**REQUIRED WORK**. Your output should be the whole listing, identical to the original.

# # #

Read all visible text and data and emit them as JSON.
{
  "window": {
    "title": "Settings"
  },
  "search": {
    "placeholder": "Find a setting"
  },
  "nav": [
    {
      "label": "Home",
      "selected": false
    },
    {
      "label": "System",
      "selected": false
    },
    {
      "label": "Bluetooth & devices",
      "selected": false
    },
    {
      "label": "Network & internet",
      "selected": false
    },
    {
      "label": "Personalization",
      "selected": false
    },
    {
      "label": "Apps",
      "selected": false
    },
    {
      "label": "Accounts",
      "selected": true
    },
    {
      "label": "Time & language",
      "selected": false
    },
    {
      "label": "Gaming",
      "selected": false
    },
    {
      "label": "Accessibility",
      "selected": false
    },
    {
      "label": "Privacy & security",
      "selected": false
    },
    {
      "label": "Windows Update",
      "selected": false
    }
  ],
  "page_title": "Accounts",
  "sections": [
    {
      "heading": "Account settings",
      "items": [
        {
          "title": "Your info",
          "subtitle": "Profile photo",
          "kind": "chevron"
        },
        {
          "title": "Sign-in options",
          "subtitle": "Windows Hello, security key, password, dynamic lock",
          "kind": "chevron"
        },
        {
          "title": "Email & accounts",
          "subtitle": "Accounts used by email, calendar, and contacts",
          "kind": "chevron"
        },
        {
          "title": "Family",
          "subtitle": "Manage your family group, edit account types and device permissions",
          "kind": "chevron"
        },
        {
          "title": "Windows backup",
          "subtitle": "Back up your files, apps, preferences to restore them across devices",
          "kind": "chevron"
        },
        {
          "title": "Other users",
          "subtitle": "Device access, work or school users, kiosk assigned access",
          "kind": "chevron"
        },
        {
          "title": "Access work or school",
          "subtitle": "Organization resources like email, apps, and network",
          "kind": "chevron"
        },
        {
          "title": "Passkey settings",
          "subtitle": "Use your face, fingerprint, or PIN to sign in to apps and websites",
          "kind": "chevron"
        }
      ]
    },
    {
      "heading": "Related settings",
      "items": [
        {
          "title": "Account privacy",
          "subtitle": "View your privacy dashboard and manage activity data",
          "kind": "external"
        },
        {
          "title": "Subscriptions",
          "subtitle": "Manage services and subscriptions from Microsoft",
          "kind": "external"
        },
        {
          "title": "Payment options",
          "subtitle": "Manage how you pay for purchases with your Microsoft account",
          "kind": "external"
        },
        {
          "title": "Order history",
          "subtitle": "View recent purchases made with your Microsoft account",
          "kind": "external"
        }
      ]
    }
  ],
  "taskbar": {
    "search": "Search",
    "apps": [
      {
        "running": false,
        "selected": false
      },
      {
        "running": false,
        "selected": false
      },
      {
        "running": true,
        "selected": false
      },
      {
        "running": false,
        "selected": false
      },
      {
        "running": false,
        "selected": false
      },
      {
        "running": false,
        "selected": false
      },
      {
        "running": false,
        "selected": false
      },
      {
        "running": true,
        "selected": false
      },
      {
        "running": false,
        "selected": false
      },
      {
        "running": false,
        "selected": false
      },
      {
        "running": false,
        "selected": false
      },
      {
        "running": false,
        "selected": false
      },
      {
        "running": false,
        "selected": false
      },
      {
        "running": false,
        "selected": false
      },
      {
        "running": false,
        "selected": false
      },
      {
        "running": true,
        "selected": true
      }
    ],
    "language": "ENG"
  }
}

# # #

**WRITTEN RESPONSE**.
Read all visible text and data and emit them as JSON.
{
  "window": {
    "title": "Settings"
  },
  "search": {
    "placeholder": "Find a setting"
  },
  "nav": [
    {
      "label": "Home",
      "selected": false
    },
    {
      "label": "System",
      "selected": false
    },
    {
      "label": "Bluetooth & devices",
      "selected": false
    },
    {
      "label": "Network & internet",
      "selected": false
    },
    {
      "label": "Personalization",
      "selected": false
    },
    {
      "label": "Apps",
      "selected": false
    },
    {
      "label": "Accounts",
      "selected": true
    },
    {
      "label": "Time & language",
      "selected": false
    },
    {
      "label": "Gaming",
      "selected": false
    },
    {
      "label": "Accessibility",
      "selected": false
    },
    {
      "label": "Privacy & security",
      "selected": false
    },
    {
      "label": "Windows Update",
      "selected": false
    }
  ],
  "page_title": "Accounts",
  "sections": [
    {
      "heading": "Account settings",
      "items": [
        {
          "title": "Your info",
          "subtitle": "Profile photo",
          "kind": "chevron"
        },
        {
          "title": "Sign-in options",
          "subtitle": "Windows Hello, security key, password, dynamic lock",
          "kind": "chevron"
        },
        {
          "title": "Email & accounts",
          "subtitle": "Accounts used by email, calendar, and contacts",
          "kind": "chevron"
        },
        {
          "title": "Family",
          "subtitle": "Manage your family group, edit account types and device permissions",
          "kind": "chevron"
        },
        {
          "title": "Windows backup",
          "subtitle": "Back up your files, apps, preferences to restore them across devices",
          "kind": "chevron"
        },
        {
          "title": "Other users",
          "subtitle": "Device access, work or school users, kiosk assigned access",
          "kind": "chevron"
        },
        {
          "title": "Access work or school",
          "subtitle": "Organization resources like email, apps, and network",
          "kind": "chevron"
        },
        {
          "title": "Passkey settings",
          "subtitle": "Use your face, fingerprint, or PIN to sign in to apps and websites",
          "kind": "chevron"
        }
      ]
    },
    {
      "heading": "Related settings",
      "items": [
        {
          "title": "Account privacy",
          "subtitle": "View your privacy dashboard and manage activity data",
          "kind": "external"
        },
        {
          "title": "Subscriptions",
          "subtitle": "Manage services and subscriptions from Microsoft",
          "kind": "external"
        },
        {
          "title": "Payment options",
          "subtitle": "Manage how you pay for purchases with your Microsoft account",
          "kind": "external"
        },
        {
          "title": "Order history",
          "subtitle": "View recent purchases made with your Microsoft account",
          "kind": "external"
        }
      ]
    }
  ],
  "taskbar": {
    "search": "Search",
    "apps": [
      {
        "running": false,
        "selected": false
      },
      {
        "running": false,
        "selected": false
      },
      {
        "running": true,
        "selected": false
      },
      {
        "running": false,
        "selected": false
      },
      {
        "running": false,
        "selected": false
      },
      {
        "running": false,
        "selected": false
      },
      {
        "running": false,
        "selected": false
      },
      {
        "running": true,
        "selected": false
      },
      {
        "running": false,
        "selected": false
      },
      {
        "running": false,
        "selected": false
      },
      {
        "running": false,
        "selected": false
      },
      {
        "running": false,
        "selected": false
      },
      {
        "running": false,
        "selected": false
      },
      {
        "running": false,
        "selected": false
      },
      {
        "running": false,
        "selected": false
      },
      {
        "running": true,
        "selected": true
      }
    ],
    "language": "ENG"
  }
}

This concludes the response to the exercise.